When you go to Mae Hong Son you must go on a trek. This will give you a chance to visit remote minority, and sometimes refugee, villages while having a great time enjoying the mountains, waterfalls, and scenery! To get a full trekking expperience you should to a five day trek loop from Mae Hong Son to Pai and back. I will have tons more tips on specifics on trekking in Mae Hong Son, so just check out my page!
The roads in Thailand are pretty hairy (i speak from a Canadian point of view - others may find them tame) and a little bit daunting to the average cyclist. They are very busy with many types of traffic. i enjoyed cycling Bangkok for the adrenalin rush, but not for relaxation.
There is one road i found that i think would be a treat to cycle but i didn't get the chance. It runs from Mae Sariang in Mae Hong Son province to Mae Sot in Tak province, straight south along the Burmese border. Road is paved but narrow in spots and not a major thoroughfare. No buses. A daily song tao (truck converted to public transport) makes the trip, which is about 230 km. It is hilly, wandering, treed, and peaceful. If you have been in Thailand before, you know that a stretch of road this long that is not heavily travelled for some length is rare.
Because it is so peaceful and sees little traffic, there are almost no places to eat or stay overnight. There is a village about halfway and about 1 km off the main drag that you can get food at, and see if someone is interested in taking in foreigners on bikes, but i would be armed with a little Thai language to do that, even though it isn't a Thai village (Karen language would suit better). Or tent it.

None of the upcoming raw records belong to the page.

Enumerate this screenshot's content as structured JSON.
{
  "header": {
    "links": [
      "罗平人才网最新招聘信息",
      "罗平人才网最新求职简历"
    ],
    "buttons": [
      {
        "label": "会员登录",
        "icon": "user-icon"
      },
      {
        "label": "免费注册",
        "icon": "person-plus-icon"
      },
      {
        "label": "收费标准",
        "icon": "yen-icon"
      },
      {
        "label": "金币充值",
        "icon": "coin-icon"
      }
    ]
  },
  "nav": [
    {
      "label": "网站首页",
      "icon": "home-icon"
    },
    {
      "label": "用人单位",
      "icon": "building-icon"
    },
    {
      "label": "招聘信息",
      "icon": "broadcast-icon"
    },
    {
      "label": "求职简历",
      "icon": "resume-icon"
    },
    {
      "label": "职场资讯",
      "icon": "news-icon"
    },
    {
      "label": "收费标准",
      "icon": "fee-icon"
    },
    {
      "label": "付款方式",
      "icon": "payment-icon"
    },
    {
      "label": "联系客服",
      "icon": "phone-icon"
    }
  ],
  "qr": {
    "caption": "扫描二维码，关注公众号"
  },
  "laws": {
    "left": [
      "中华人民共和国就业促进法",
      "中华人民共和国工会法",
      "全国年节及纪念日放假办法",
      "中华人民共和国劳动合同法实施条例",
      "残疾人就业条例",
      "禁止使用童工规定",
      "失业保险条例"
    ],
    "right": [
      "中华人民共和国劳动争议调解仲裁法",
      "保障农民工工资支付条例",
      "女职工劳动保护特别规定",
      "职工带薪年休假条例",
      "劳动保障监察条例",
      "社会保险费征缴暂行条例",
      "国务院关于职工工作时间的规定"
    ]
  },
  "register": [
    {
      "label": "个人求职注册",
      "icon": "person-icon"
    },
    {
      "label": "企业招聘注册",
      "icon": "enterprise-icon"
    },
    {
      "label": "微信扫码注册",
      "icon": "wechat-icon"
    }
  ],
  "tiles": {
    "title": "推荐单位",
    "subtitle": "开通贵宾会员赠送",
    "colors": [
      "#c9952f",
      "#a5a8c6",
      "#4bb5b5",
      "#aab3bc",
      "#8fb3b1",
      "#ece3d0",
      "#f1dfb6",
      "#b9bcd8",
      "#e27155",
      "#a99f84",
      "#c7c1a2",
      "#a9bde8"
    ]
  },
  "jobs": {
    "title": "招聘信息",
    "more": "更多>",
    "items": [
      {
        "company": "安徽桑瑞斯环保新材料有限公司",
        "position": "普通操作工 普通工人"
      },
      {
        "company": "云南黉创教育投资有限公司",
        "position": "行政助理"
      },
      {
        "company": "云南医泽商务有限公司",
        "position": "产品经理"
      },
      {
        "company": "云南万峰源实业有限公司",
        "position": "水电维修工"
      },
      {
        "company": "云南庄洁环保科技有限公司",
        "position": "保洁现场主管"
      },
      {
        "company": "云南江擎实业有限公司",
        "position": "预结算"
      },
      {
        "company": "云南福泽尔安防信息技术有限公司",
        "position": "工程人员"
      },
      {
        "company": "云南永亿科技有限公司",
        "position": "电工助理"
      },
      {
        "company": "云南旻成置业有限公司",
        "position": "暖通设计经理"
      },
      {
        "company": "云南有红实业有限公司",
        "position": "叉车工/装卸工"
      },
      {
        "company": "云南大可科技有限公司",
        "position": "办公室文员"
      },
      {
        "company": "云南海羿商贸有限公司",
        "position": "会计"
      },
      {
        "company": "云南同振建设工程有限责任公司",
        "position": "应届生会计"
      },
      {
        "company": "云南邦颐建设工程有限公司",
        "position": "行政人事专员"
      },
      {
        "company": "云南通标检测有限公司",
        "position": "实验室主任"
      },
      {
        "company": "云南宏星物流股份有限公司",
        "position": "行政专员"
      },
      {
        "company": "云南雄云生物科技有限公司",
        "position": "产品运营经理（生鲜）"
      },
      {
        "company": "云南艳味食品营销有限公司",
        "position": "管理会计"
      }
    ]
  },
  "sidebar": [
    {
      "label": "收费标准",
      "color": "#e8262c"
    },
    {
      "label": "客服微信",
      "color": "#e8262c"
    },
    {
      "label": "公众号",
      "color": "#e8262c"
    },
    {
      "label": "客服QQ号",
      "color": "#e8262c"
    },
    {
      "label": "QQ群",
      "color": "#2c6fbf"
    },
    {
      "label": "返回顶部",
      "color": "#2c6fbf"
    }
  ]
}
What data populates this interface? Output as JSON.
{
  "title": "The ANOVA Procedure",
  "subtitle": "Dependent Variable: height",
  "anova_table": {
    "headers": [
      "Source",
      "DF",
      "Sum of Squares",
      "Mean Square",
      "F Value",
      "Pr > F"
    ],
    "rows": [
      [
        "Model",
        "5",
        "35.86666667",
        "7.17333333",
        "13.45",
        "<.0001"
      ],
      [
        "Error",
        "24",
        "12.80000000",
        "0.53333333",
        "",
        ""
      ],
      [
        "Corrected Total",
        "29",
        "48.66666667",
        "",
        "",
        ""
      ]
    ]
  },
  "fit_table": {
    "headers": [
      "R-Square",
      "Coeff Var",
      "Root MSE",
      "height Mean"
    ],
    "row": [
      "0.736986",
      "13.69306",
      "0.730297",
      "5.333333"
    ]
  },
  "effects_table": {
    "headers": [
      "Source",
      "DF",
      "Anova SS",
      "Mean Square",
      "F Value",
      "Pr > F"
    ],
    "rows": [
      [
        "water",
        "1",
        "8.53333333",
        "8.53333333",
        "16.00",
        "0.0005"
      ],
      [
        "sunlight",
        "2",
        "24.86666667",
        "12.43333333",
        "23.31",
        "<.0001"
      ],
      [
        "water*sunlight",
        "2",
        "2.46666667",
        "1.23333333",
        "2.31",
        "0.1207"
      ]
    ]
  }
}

There are Burmese refugee camps along this road.
It should also be mentioned that occasionally there are armed scuffles of the military sort along the Thai-Burma border that can make the trip more dangerous than it should be. Keep you eyes on the English press to see if there have been any recent problems along here. I would have no qualms about doing this route as i don't think the danger is military in nature. More likely it would be heat stroke, so drink lots of water.
Alternately Mae Hong Son town down to Mae Sot would would be scenic the whole way, but the highway is a little busier between MHS town and Mae Sariang.
South of MHS town is an area known for its plentiful wild sunflowers. In the month of November, the hills in this area are covered with the yellow-orange flowers ('dok bua tong' in Thai) and it is quite pretty.
Off the Beaten Path in this case is relative. Thais do flock to see this - it is hugely popular, but because of its remoteness, not that many people see it. It is becoming more and more popular every year, and so more and more minivans (10 passenger vans) show up there crowding an otherwise quiet road. They pull their vans over, take a few pictures, get in the vans again and drive off.
The fields are located about 90 km south of Mae Hong Son town on the way to Mae Sarieng and a few km uphill off the main highway. The road was recently paved so it should be in good shape.
Because it has become a tourist attraction, i don't feel that the wild sunflowers are growing all that 'wildly' any longer.
Wat To Phae can be found about 7 kms uphill from Mae Hong Son (Amphoe Khun Yuam ): it's a stunning Burmese style vihara (a temple, basically). The architecture is incredible and the view over Mae Hong Son make the side-trip even more worthwhile.
Wat To Phae means Raft Assembling Monastery, and a legend narrates that raft assembling people used to meet here to pray before rafting to market places
At Doi Moo Kong, one can watch the airplanes taking off and landing into Mae Hong Son city as there is a clear and breathtaking view of the airport at the summit.